When you reproduce the entries below, keep each one exact and drop any pictures.
★ ★ ★ ★
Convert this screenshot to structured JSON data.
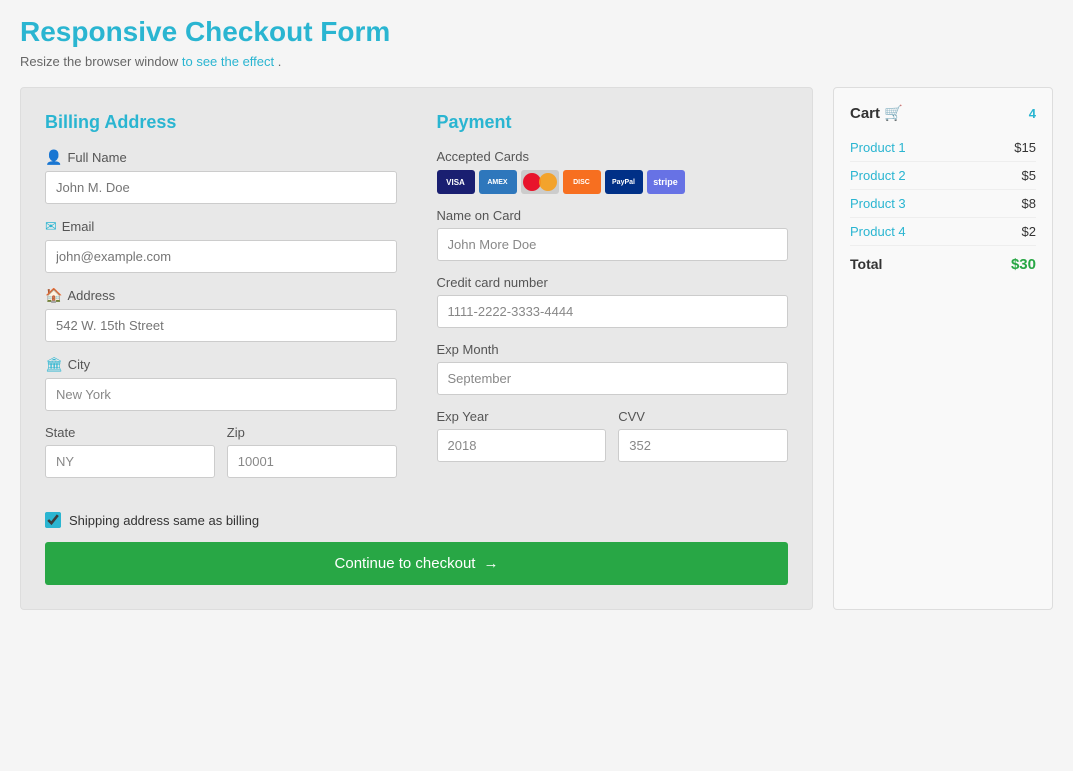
{
  "header": {
    "title": "Responsive Checkout Form",
    "subtitle": "Resize the browser window",
    "subtitle_link": "to see the effect",
    "subtitle_end": "."
  },
  "billing": {
    "title": "Billing Address",
    "fields": {
      "full_name_label": "Full Name",
      "full_name_placeholder": "John M. Doe",
      "email_label": "Email",
      "email_placeholder": "john@example.com",
      "address_label": "Address",
      "address_placeholder": "542 W. 15th Street",
      "city_label": "City",
      "city_value": "New York",
      "state_label": "State",
      "state_value": "NY",
      "zip_label": "Zip",
      "zip_value": "10001"
    }
  },
  "payment": {
    "title": "Payment",
    "accepted_cards_label": "Accepted Cards",
    "cards": [
      "VISA",
      "AMEX",
      "MC",
      "DISC",
      "PP",
      "stripe"
    ],
    "fields": {
      "name_on_card_label": "Name on Card",
      "name_on_card_value": "John More Doe",
      "credit_card_label": "Credit card number",
      "credit_card_value": "1111-2222-3333-4444",
      "exp_month_label": "Exp Month",
      "exp_month_value": "September",
      "exp_year_label": "Exp Year",
      "exp_year_value": "2018",
      "cvv_label": "CVV",
      "cvv_value": "352"
    }
  },
  "checkout": {
    "shipping_label": "Shipping address same as billing",
    "button_label": "Continue to checkout",
    "button_arrow": "→"
  },
  "cart": {
    "title": "Cart",
    "cart_icon": "🛒",
    "count": "4",
    "items": [
      {
        "name": "Product 1",
        "price": "$15"
      },
      {
        "name": "Product 2",
        "price": "$5"
      },
      {
        "name": "Product 3",
        "price": "$8"
      },
      {
        "name": "Product 4",
        "price": "$2"
      }
    ],
    "total_label": "Total",
    "total_value": "$30"
  }
}
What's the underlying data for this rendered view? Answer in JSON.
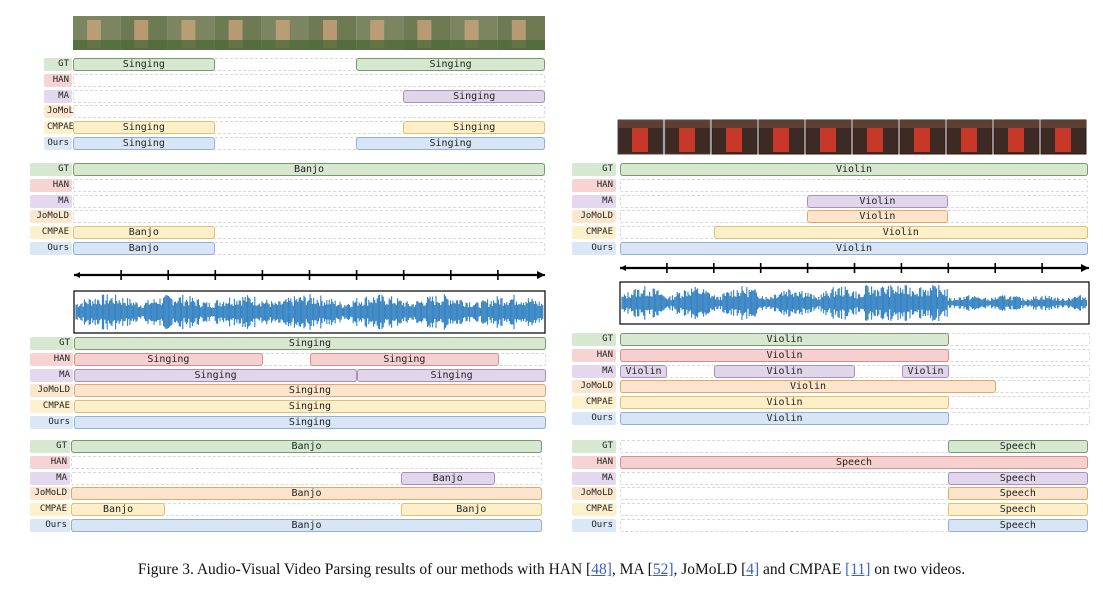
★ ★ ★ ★
> _ANSWER FOR THE TASK_
Convert this screenshot to structured JSON data.
{
  "header": {
    "title": "Responsive Checkout Form",
    "subtitle": "Resize the browser window",
    "subtitle_link": "to see the effect",
    "subtitle_end": "."
  },
  "billing": {
    "title": "Billing Address",
    "fields": {
      "full_name_label": "Full Name",
      "full_name_placeholder": "John M. Doe",
      "email_label": "Email",
      "email_placeholder": "john@example.com",
      "address_label": "Address",
      "address_placeholder": "542 W. 15th Street",
      "city_label": "City",
      "city_value": "New York",
      "state_label": "State",
      "state_value": "NY",
      "zip_label": "Zip",
      "zip_value": "10001"
    }
  },
  "payment": {
    "title": "Payment",
    "accepted_cards_label": "Accepted Cards",
    "cards": [
      "VISA",
      "AMEX",
      "MC",
      "DISC",
      "PP",
      "stripe"
    ],
    "fields": {
      "name_on_card_label": "Name on Card",
      "name_on_card_value": "John More Doe",
      "credit_card_label": "Credit card number",
      "credit_card_value": "1111-2222-3333-4444",
      "exp_month_label": "Exp Month",
      "exp_month_value": "September",
      "exp_year_label": "Exp Year",
      "exp_year_value": "2018",
      "cvv_label": "CVV",
      "cvv_value": "352"
    }
  },
  "checkout": {
    "shipping_label": "Shipping address same as billing",
    "button_label": "Continue to checkout",
    "button_arrow": "→"
  },
  "cart": {
    "title": "Cart",
    "cart_icon": "🛒",
    "count": "4",
    "items": [
      {
        "name": "Product 1",
        "price": "$15"
      },
      {
        "name": "Product 2",
        "price": "$5"
      },
      {
        "name": "Product 3",
        "price": "$8"
      },
      {
        "name": "Product 4",
        "price": "$2"
      }
    ],
    "total_label": "Total",
    "total_value": "$30"
  }
}
What's the underlying data for this rendered view? Answer in JSON.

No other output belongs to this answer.